> STORED DATA:
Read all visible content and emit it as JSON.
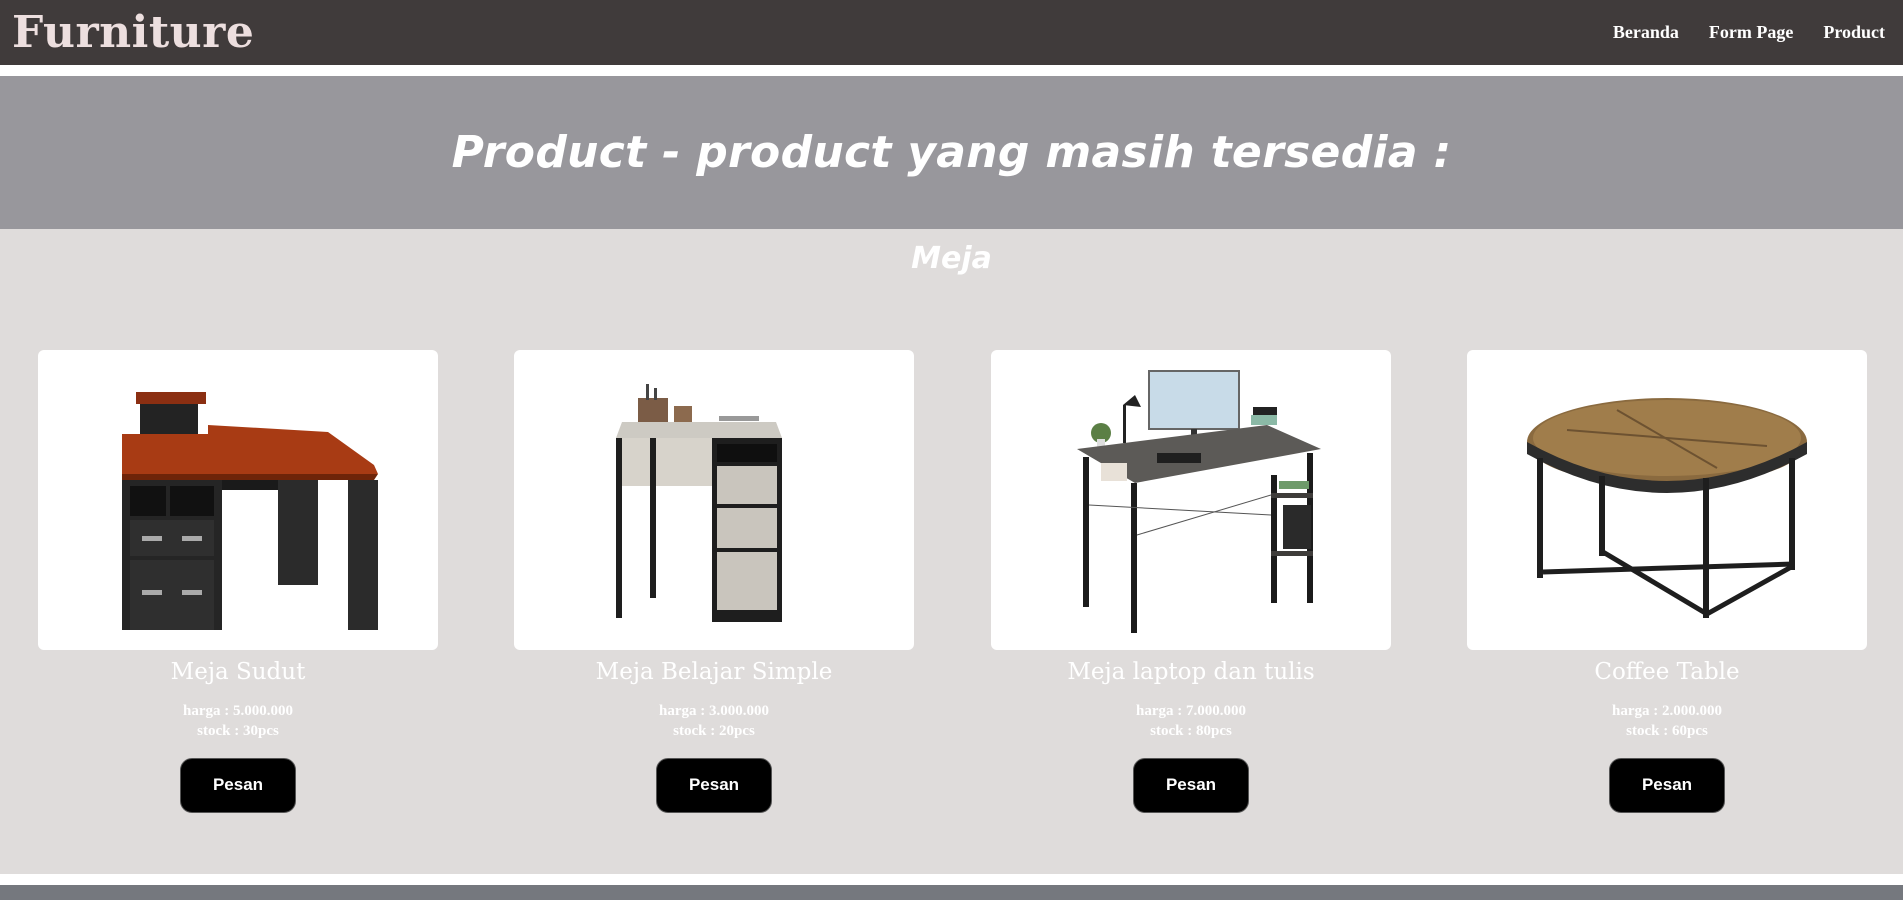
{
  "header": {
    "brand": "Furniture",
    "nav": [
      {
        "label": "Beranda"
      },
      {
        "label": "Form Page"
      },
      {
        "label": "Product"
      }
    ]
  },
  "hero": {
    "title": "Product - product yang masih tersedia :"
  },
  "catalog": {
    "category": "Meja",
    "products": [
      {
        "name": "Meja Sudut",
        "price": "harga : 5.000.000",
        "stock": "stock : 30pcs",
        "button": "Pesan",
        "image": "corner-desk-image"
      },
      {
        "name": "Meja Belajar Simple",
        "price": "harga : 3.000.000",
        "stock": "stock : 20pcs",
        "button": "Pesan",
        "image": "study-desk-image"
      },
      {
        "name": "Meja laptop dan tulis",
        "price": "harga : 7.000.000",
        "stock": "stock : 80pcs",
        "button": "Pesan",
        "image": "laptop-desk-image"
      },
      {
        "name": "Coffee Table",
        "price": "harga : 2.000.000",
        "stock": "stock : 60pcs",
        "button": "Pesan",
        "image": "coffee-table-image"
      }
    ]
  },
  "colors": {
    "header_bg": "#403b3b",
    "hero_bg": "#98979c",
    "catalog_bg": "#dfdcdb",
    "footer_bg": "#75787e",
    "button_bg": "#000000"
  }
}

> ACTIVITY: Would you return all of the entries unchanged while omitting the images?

> WRITTEN ANSWER:
Read all visible content and emit it as JSON.
{
  "header": {
    "brand": "Furniture",
    "nav": [
      {
        "label": "Beranda"
      },
      {
        "label": "Form Page"
      },
      {
        "label": "Product"
      }
    ]
  },
  "hero": {
    "title": "Product - product yang masih tersedia :"
  },
  "catalog": {
    "category": "Meja",
    "products": [
      {
        "name": "Meja Sudut",
        "price": "harga : 5.000.000",
        "stock": "stock : 30pcs",
        "button": "Pesan",
        "image": "corner-desk-image"
      },
      {
        "name": "Meja Belajar Simple",
        "price": "harga : 3.000.000",
        "stock": "stock : 20pcs",
        "button": "Pesan",
        "image": "study-desk-image"
      },
      {
        "name": "Meja laptop dan tulis",
        "price": "harga : 7.000.000",
        "stock": "stock : 80pcs",
        "button": "Pesan",
        "image": "laptop-desk-image"
      },
      {
        "name": "Coffee Table",
        "price": "harga : 2.000.000",
        "stock": "stock : 60pcs",
        "button": "Pesan",
        "image": "coffee-table-image"
      }
    ]
  },
  "colors": {
    "header_bg": "#403b3b",
    "hero_bg": "#98979c",
    "catalog_bg": "#dfdcdb",
    "footer_bg": "#75787e",
    "button_bg": "#000000"
  }
}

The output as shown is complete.